=== EXTRACTED RECORDS ===

---------------

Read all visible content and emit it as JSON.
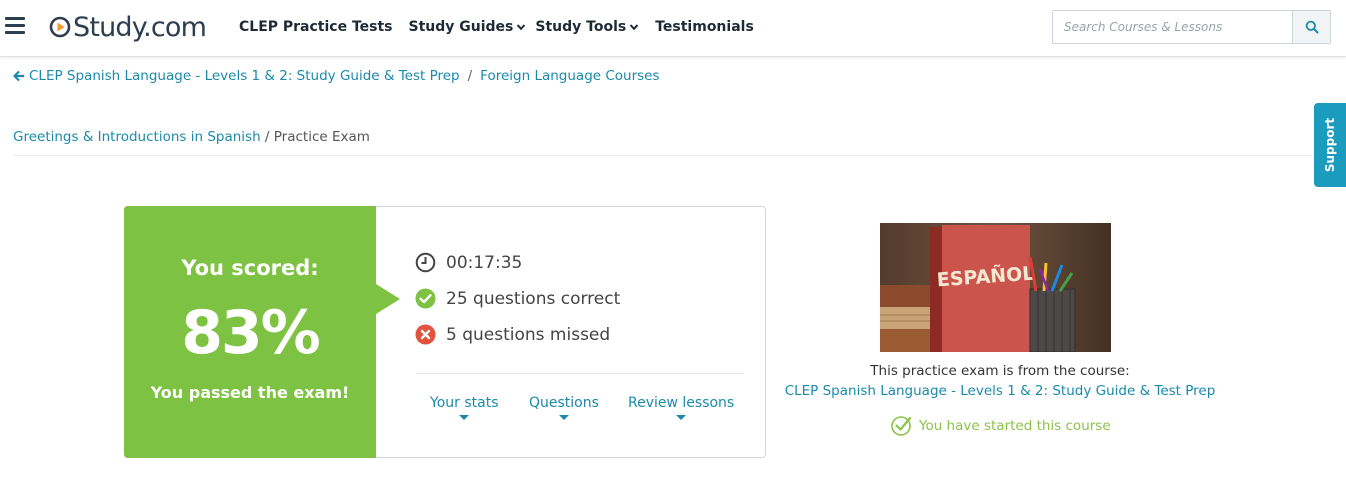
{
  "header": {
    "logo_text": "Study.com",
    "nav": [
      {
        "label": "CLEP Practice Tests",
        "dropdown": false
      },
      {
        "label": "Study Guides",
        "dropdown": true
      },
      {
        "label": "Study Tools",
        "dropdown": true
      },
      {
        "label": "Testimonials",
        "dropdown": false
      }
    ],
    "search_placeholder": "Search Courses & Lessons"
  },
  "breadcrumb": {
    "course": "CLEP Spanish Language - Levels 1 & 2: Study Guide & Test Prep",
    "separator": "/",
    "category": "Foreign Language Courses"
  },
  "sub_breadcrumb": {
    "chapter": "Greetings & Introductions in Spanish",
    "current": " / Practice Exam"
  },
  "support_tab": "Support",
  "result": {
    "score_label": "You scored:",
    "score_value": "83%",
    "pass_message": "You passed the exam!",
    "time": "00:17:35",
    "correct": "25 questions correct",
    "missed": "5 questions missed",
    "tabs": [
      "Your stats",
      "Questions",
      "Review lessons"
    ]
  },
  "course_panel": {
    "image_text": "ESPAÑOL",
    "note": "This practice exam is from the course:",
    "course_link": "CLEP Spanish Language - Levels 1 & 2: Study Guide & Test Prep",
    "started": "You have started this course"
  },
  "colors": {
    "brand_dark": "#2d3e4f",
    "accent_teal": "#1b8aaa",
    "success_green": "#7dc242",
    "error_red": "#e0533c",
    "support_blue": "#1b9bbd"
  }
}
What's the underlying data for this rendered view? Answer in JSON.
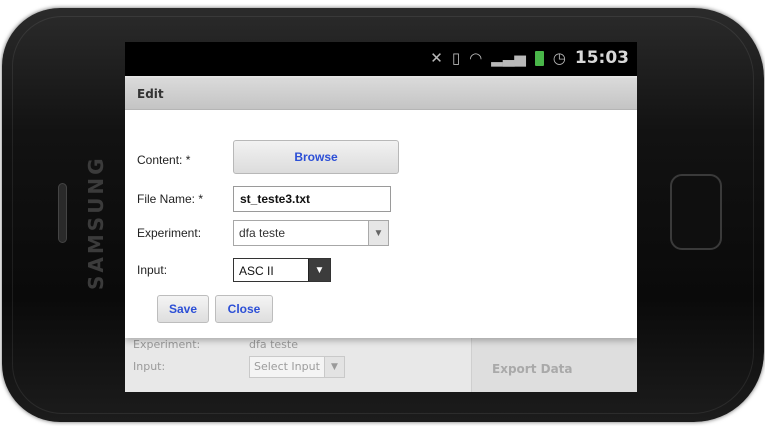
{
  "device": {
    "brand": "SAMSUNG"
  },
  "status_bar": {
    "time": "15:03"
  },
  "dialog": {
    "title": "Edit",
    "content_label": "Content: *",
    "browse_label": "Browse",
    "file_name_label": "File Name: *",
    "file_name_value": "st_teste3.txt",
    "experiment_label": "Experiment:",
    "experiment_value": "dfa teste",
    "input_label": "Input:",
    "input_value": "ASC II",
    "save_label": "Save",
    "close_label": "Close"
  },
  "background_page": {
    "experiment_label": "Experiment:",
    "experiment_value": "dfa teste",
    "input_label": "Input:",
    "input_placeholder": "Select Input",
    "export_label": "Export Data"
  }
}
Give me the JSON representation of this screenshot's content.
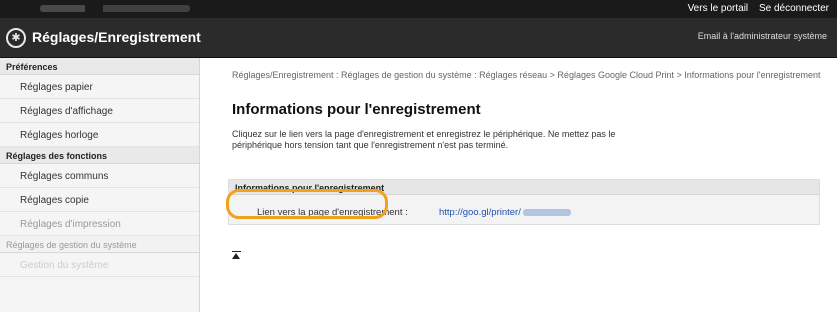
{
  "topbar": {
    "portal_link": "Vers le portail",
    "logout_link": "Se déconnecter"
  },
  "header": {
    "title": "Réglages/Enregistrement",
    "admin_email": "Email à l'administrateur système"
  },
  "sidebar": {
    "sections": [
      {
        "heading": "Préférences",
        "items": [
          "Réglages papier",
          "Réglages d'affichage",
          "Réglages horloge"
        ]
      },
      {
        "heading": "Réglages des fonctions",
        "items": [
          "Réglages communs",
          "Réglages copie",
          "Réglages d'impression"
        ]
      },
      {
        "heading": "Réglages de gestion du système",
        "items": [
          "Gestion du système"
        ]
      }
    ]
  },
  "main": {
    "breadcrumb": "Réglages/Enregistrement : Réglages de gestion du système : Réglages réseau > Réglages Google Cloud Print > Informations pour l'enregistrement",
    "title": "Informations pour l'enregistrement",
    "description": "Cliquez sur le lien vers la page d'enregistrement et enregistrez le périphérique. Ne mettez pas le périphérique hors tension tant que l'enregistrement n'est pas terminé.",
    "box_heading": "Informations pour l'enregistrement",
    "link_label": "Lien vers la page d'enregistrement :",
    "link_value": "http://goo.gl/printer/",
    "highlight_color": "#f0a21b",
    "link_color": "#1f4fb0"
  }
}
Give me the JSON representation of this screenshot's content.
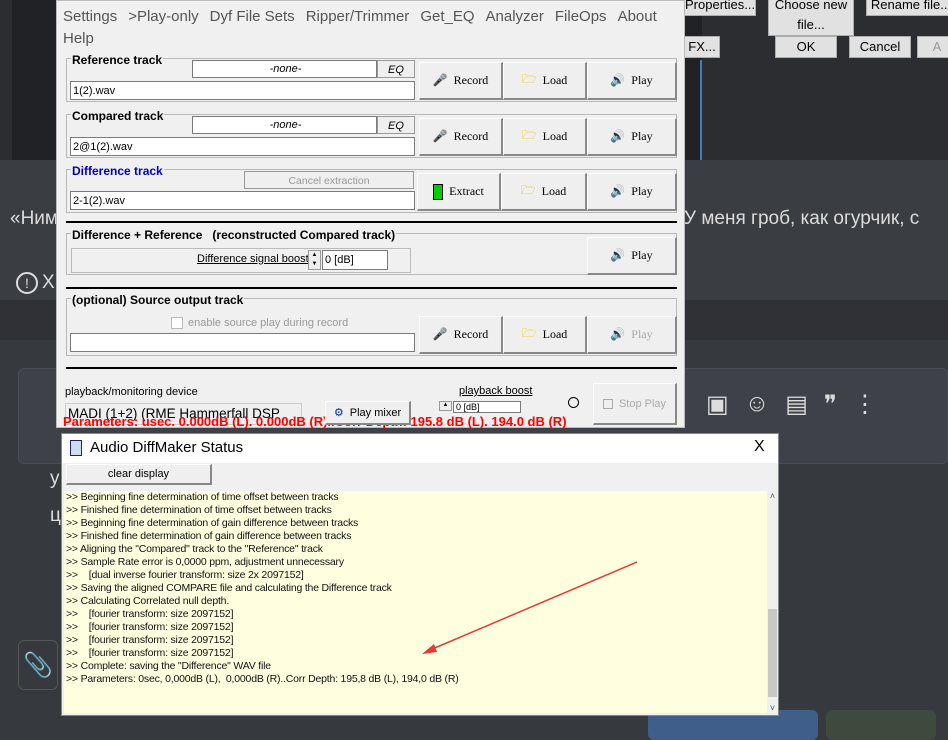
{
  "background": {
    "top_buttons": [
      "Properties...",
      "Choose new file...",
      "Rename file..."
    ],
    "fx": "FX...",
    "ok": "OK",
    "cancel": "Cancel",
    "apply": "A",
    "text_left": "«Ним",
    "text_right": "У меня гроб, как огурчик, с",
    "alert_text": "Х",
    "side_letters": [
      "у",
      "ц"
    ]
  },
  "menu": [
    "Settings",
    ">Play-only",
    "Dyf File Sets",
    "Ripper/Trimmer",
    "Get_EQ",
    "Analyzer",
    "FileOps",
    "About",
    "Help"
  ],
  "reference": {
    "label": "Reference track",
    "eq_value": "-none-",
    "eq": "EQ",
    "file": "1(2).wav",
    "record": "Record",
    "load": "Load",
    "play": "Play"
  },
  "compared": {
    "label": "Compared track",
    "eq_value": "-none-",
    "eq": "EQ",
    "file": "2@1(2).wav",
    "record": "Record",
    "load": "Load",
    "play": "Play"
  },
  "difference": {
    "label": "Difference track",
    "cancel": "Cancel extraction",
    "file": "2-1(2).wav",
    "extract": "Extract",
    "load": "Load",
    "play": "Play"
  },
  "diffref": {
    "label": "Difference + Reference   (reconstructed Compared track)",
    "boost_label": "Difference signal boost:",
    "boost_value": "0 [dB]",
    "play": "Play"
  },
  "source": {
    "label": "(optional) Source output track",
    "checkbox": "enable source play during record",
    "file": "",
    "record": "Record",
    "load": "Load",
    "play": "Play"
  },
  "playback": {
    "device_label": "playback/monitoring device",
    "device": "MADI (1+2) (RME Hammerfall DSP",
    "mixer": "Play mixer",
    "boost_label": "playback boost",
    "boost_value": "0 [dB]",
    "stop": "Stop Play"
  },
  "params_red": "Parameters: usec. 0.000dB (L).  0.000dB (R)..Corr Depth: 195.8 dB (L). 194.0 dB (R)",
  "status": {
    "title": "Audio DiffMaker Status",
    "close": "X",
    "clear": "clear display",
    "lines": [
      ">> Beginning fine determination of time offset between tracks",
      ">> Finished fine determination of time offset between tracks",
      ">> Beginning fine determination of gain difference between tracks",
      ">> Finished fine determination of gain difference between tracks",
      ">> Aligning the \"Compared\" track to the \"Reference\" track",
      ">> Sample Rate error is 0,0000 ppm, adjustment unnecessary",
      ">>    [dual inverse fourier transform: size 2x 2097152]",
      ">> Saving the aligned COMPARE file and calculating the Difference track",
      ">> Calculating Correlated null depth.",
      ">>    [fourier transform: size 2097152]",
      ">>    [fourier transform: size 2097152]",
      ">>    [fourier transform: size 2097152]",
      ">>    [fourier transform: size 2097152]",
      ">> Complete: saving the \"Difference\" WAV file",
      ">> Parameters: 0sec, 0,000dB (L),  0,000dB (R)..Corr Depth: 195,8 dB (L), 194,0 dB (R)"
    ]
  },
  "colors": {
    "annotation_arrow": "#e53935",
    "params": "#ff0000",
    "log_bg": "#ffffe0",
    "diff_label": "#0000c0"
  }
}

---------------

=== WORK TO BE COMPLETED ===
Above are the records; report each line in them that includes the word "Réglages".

=== WRITTEN RESPONSE ===
    "title": "Réglages/Enregistrement",
          "Réglages papier",
          "Réglages d'affichage",
          "Réglages horloge"
        "heading": "Réglages des fonctions",
          "Réglages communs",
          "Réglages copie",
          "Réglages d'impression"
        "heading": "Réglages de gestion du système",
    "breadcrumb": "Réglages/Enregistrement : Réglages de gestion du système : Réglages réseau > Réglages Google Cloud Print > Informations pour l'enregistrement",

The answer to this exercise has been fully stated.